Studying science can also be rewarding, challenging, and fun. At NSTSS, we heard from many inspiring professionals in a range of STEM areas; all of whom loved their jobs. When asked why they persevered in Science careers despite the challenge of not finding answers or discovering concrete solutions that had direct practical applications, the scientists looked flummoxed. “Because it’s fun,” they replied. An astrophysicist at the Canberra Deep Space Communication Complex explained that whilst their research might lead to innovations initially used by NASA and then for the general population, such as enriched baby food, portable cordless vacuums or infra-red ear thermometers, that’s often not the basis for the research. Scientists just want to know why.
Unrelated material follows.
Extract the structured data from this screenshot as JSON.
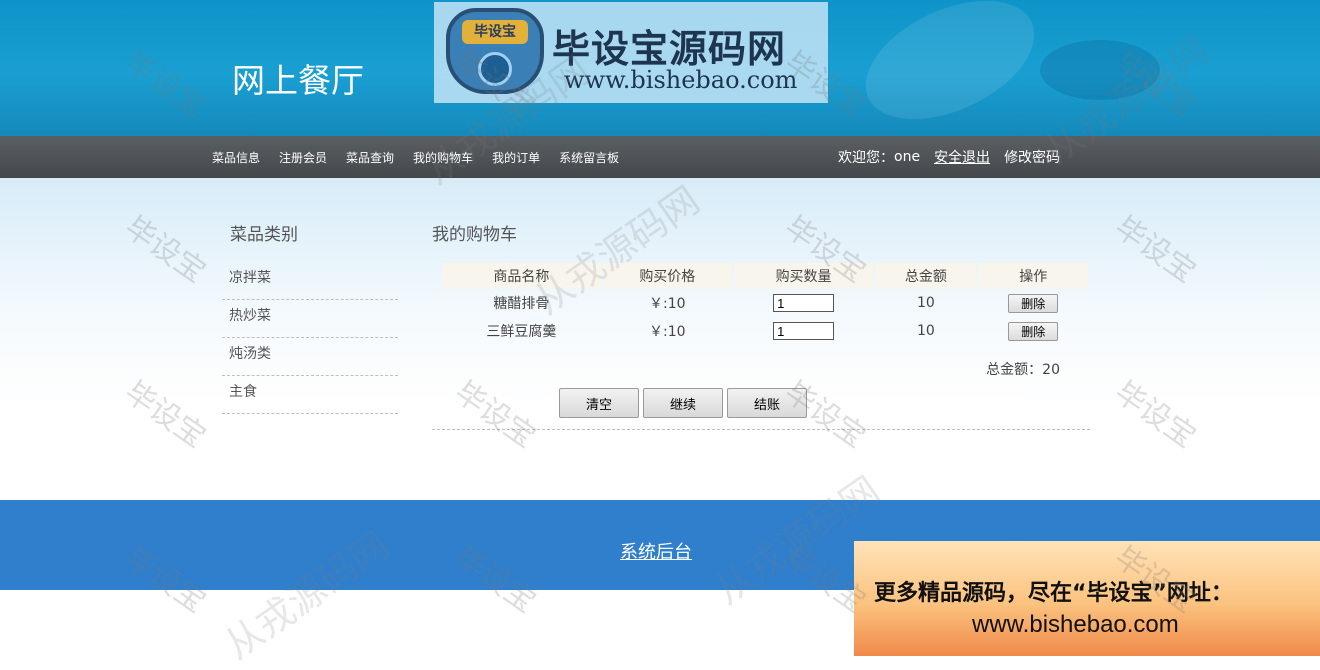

This is what STEM at Strathcona is all about: sparking curiosity, nurturing a love of learning, inspiring students by showing them what is possible, and motivating them to achieve in whatever field they choose in the future.
** The NSTSS is offered through the National Youth Science Forum, (NYSF). The NSTSS was also supported in 2017 by the Australian Government Department of Industry, Innovation, and Science amongst other organisations. NYSF also offer a 12 day residential program for students entering Year 12. After completion of the program there are opportunities to attend one of several international conferences.